Start to Finish
How long does it take to make a WeatherWool garment, from start to finish? This page presents the main steps and the timeline. A separate page, How WeatherWool is Made, details each of these steps and many others, and introduces the many companies and professionals that help in the process.
- In Spring of each year our Ranchers examine the performance records of each ewe and determine which ram will be a suitable sire for her next lambs. This process begins in June. Click for some photos and discussion of these events on PM Ranch in Minnesota in 2018.
- Nearly a year later, in late April or May (on PM Ranch), lambs are born. [Let's say 1 year has passed.]
- When the lambs are almost one year old, they are shorn for the first time. Normally, the wool grown in a sheep's first year is finer (thinner) than the wool grown later in life, and so ewes that have been bred for us often do not produce fiber we can use at their first shearing. But we do sometimes buy lamb's wool. [Two years have passed.]
- When the grown lamb is a 2-year old ewe, it is shorn again, and this will usually be the first time it will produce fiber that we can use. [Three years have passed.]
- A few things have to happen before we actually can take possession of the wool. The fleece must be:
- transported to Roswell Wool in New Mexico, although we have begun to source wool from New Mexico that does not go through Roswell
- greasy (raw) wool sampled by Roswell for testing
- samples sent to the lab. The testing is done at the New Zealand Wool Testing Authority because the USA's only lab that did all the tests we need closed in 2019. The University of Texas did some testing for us as of 2023, but the "length and strength" testing still was in NZ.

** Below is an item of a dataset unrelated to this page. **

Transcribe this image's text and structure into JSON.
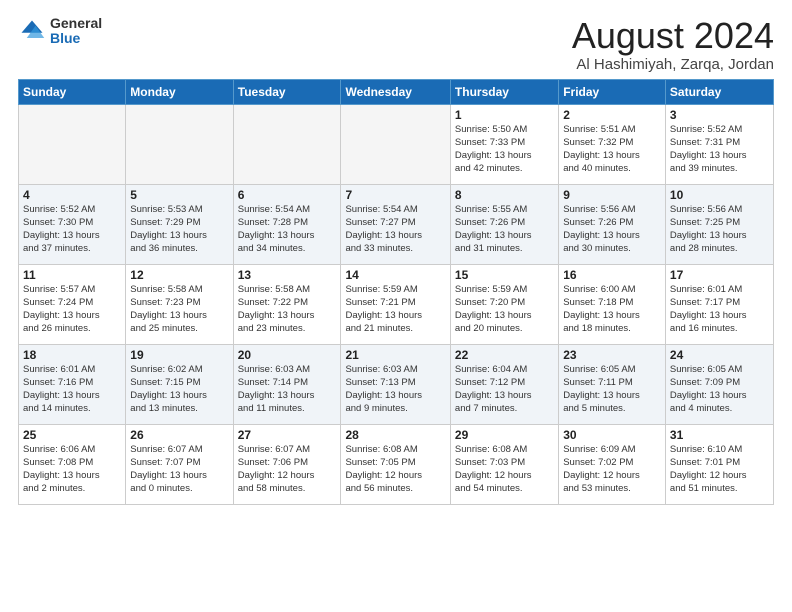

- Test results returned to Roswell. We have a login at NZWTA, so we can see online all the results for the batches we are considering for purchase

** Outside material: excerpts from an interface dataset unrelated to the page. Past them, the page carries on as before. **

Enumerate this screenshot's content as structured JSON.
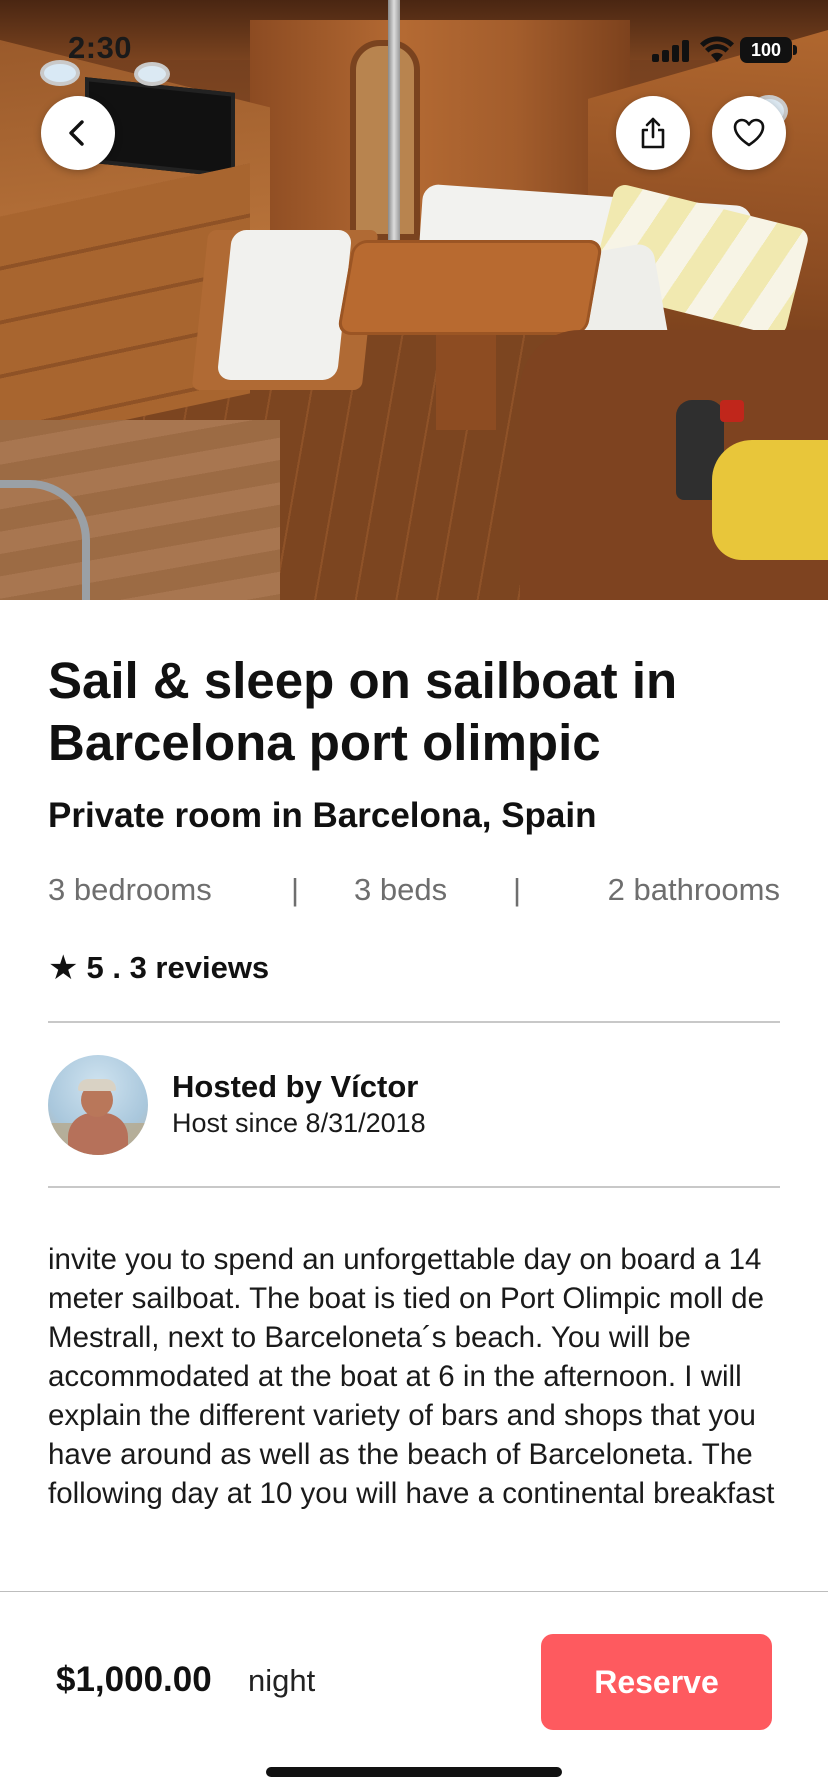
{
  "status_bar": {
    "time": "2:30",
    "battery": "100"
  },
  "hero": {
    "photo_alt": "Sailboat cabin interior with wooden table and white cushioned seating"
  },
  "nav": {
    "back_icon": "chevron-left-icon",
    "share_icon": "share-icon",
    "favorite_icon": "heart-icon"
  },
  "listing": {
    "title": "Sail & sleep on sailboat in Barcelona port olimpic",
    "subtitle": "Private room in Barcelona, Spain",
    "stats": {
      "bedrooms": "3 bedrooms",
      "separator": "|",
      "beds": "3 beds",
      "bathrooms": "2 bathrooms"
    },
    "rating": {
      "star": "★",
      "text": "5 . 3 reviews"
    },
    "host": {
      "name": "Hosted by Víctor",
      "since": "Host since 8/31/2018"
    },
    "description": "invite you to spend an unforgettable day on board a 14 meter sailboat. The boat is tied on Port Olimpic moll de Mestrall, next to Barceloneta´s beach. You will be accommodated at the boat at 6 in the afternoon. I will explain the different variety of bars and shops that you have around as well as the beach of Barceloneta. The following day at 10 you will have a continental breakfast"
  },
  "footer": {
    "price": "$1,000.00",
    "per": "night",
    "reserve_label": "Reserve"
  },
  "colors": {
    "accent": "#fe5a5f",
    "divider": "#c8c8c8",
    "muted_text": "#6e6e6e"
  }
}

- Roswell compiles the auction materials (information on the origin and size of each lot of wool and all the test results)
- Roswell holds the auction

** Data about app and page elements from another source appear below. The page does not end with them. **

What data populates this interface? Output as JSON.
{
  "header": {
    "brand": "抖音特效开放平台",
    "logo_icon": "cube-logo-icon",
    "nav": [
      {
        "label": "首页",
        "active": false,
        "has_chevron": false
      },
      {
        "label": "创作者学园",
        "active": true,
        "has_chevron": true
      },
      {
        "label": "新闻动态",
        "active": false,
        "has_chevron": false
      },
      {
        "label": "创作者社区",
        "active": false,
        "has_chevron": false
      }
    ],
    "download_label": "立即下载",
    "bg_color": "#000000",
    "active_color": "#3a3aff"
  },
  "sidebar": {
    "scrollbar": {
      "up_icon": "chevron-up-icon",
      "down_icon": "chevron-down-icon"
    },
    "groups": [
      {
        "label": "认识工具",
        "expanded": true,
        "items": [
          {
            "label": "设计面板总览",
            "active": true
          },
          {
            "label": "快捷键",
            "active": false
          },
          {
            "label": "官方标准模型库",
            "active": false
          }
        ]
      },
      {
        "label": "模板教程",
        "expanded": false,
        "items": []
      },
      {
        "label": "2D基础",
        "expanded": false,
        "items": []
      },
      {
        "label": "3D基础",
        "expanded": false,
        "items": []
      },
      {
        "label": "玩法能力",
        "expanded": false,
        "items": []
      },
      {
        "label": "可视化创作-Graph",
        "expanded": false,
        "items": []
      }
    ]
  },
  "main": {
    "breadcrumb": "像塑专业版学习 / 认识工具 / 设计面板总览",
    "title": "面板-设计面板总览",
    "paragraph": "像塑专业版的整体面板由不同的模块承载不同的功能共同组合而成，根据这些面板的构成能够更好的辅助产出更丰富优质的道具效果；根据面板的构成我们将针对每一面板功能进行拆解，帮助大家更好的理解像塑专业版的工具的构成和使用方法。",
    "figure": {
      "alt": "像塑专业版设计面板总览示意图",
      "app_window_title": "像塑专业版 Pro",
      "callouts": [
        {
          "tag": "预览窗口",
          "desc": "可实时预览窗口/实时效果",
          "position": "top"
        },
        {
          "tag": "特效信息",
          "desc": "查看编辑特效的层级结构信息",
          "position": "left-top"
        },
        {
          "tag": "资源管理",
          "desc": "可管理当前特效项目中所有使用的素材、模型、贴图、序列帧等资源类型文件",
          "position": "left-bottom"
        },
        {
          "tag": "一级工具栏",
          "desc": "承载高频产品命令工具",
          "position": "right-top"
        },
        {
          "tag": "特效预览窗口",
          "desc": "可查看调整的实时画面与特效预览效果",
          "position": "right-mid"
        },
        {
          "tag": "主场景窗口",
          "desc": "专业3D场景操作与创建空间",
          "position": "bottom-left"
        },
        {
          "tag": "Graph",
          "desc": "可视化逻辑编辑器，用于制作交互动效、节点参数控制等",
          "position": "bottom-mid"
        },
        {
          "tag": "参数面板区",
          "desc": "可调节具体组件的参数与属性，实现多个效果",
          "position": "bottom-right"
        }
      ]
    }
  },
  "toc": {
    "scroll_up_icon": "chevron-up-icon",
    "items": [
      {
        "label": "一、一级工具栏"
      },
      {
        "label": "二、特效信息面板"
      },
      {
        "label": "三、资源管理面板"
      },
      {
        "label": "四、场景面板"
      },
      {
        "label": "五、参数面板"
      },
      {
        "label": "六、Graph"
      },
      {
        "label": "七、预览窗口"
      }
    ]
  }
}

- We hopefully win the clips we seek. Sometimes we will purchase our fiber by Private Treaty prior to the auction
- WeatherWool pays for the wool. This is when WeatherWool begins to incur costs, and we are responsible for all the costs hereafter.
All told, a good four-and-a-half years from planning the breeding of a ewe and ram to a finished garment made from the fleece of their offspring. And about 18 months from when WeatherWool gets involved until we have finished garments.
This timeline can be further dilated by downtime. The scouring plant, the dyers, the tailors, the spinners, the weavers, the finishers … all of these pros are serving many other customers and so we may need to wait weeks or more before they are ready to work on WeatherWool. Or there may be personnel or equipment problems that cause delays. Much of the garment industry shuts down for a week or two in July.
The timeline also does not include potential supply-chain bottlenecks. Because some of our supplies, such as zippers and thread and buttons may have a lead time of months, we need to keep large surpluses on hand in order to be sure our operations are not held up.
Our Ranchers will begin working on WeatherWool more than three years before they actually get paid. And WeatherWool will be out of pocket for about 18 months before we have finished garments. That is, it takes a year-and-a-half from the time we purchase raw wool from the Ranchers until our customers purchase finished garments.
This sounds like (and certainly FEELS like!) a very long time to me, but I don't have any other frame of reference.
As WeatherWool grows, we will be working more and more closely with our Ranchers and all our Partners.
THANKS to Advisor Bob Padula for the Rancher-section of the timeline.
18 September 2023 --- Ralph